The Edo period, from 1600 to 1868, is well known in Japanese history; it represented a time of great growth and change, including the establishment of a significant fabrics industry, and the production of indigo - Ai. Nihon Menpu's Edo Ai fabric is dyed using the traditional technique, of natural indigo produced using the Japanese sukumo method. 

Sukumo is very different from the Indian method of extracting indigo. Producution is based primarily on Shikoku Island, just offshore from Okayama. Japanese natural indigo is extracted form the Polygonum tinctorium plant. Seeds are planted in late winter, transpolanted into fields in April, and harvested twicer in the summer. Sukumo is a composting process much like that used for making woad, but doesn't rely in milling the leaves; instead they are shredded, and separated from the stems, then spread into large beds, where they are composted; every few days the huge stack of leaves is sprayed with water and turned overto aid the fermentation or composting process. After around three months, the mass will have solidified and darkened. Traditionally it was pounded up and shaped into balls, named  ai-dama. The resulting dye stuff is more concentrated than that of woad, and would be used to dye many popular indigo items, especially sashiko, the quilted working jackets. 

For more information about natural indigo dyeing, I recommend Jenny Balfour Paul's wonderful book, Indigo.  

Nihon Menpu's Edo Ai indigo is used in a traditional hank dyeing bath, controlled by Koji Nomiya. He hangs the large hanks of fabric onto large hooks, which are lowered into the bath; the forks rotate, twisting the hanks in different directions, so that the indigo is spread evenly onto the yarn; of course, being a manuall controlled process, the indigo is more variegated than a modern rope-dyeing system. In some of the photos here, you can see the yarns look green as they emerge from the bath, then turn blue as the indigo oxidises. 

I'm not certain exactly what Sugar Cane jeans are currently made with Edo Ai indigo; I know my old pair, an approximately 1880s style jean rather like the old Nevada, were priced only slightly higher than their other jeans; a steal, considering the artistry and effort that goes into the dyeing and milling process. 

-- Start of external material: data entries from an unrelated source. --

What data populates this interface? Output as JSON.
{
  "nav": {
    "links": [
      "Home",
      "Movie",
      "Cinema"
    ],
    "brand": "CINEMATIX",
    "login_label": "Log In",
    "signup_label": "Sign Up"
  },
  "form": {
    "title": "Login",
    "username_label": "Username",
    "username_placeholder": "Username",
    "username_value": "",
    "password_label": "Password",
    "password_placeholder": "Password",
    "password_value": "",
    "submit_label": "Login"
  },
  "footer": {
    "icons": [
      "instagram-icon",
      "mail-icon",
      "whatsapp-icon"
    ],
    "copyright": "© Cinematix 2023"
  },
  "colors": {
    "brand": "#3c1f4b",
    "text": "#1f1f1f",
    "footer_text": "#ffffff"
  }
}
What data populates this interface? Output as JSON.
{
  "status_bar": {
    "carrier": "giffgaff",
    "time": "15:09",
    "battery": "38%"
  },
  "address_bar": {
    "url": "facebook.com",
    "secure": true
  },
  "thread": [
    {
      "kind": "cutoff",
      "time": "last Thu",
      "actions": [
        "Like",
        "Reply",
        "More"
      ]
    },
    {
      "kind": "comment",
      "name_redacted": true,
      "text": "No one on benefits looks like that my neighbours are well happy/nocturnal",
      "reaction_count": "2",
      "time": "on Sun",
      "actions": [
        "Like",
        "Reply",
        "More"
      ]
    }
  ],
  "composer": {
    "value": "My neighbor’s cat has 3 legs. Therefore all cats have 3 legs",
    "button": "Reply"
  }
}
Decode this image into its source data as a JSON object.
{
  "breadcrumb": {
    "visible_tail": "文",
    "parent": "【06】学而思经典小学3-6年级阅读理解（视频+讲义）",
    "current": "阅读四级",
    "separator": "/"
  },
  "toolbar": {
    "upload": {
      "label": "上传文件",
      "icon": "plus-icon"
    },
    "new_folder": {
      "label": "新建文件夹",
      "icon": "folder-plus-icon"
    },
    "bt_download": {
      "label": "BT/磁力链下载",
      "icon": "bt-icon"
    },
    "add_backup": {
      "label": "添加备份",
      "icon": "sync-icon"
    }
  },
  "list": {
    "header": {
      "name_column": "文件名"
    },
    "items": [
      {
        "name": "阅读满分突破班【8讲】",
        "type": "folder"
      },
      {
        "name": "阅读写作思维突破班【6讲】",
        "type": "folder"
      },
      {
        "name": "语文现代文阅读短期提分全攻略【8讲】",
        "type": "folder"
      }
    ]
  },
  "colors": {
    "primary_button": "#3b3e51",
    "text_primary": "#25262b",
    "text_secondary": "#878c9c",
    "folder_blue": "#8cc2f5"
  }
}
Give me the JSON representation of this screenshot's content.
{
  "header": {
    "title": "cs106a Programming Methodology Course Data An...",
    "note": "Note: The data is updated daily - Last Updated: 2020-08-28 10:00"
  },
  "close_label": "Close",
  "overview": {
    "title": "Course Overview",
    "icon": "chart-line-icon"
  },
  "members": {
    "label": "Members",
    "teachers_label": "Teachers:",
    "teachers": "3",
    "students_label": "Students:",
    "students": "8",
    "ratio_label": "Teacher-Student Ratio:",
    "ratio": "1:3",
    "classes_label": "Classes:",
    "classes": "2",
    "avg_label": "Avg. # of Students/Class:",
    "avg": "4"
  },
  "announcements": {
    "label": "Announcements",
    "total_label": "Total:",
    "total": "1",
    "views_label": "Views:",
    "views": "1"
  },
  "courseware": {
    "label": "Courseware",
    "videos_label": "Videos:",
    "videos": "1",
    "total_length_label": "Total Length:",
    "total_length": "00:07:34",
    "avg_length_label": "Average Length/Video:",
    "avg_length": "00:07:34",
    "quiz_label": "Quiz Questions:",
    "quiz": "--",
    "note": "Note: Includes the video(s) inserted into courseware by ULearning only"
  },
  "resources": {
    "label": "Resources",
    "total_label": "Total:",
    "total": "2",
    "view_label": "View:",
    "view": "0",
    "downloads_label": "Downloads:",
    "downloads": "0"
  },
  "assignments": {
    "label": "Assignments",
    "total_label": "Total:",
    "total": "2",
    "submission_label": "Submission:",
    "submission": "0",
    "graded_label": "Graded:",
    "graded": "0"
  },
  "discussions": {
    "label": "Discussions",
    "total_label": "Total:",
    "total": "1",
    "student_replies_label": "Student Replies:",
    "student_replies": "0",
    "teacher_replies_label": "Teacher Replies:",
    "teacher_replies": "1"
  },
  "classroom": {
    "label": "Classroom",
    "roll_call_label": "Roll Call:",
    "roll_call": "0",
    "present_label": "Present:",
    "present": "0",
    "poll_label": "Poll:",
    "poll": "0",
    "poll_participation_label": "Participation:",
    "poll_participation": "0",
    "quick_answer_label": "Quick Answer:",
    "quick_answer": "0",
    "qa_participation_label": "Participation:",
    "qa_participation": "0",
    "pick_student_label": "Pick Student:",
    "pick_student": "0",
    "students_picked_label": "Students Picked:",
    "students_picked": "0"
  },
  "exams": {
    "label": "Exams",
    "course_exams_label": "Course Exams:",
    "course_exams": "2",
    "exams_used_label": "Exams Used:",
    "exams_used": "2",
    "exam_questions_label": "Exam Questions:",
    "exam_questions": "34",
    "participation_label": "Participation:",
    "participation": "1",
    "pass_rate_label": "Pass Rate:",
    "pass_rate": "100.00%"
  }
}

I've also added some period photos of Nihon Menpu that further emphasise the company's amazing heritage. These shots date from 1917-1920 or so. I believe the looms shown are made by Toyoda, although there's a chance they were manufactured by the British company, Platt Brothers. More on both companies soon…

Koji Nomiya hangs the hanks on the dipping machine.

 The end result:

And, for a heritage overload, here are photos of Nihon Menpu, circa 1918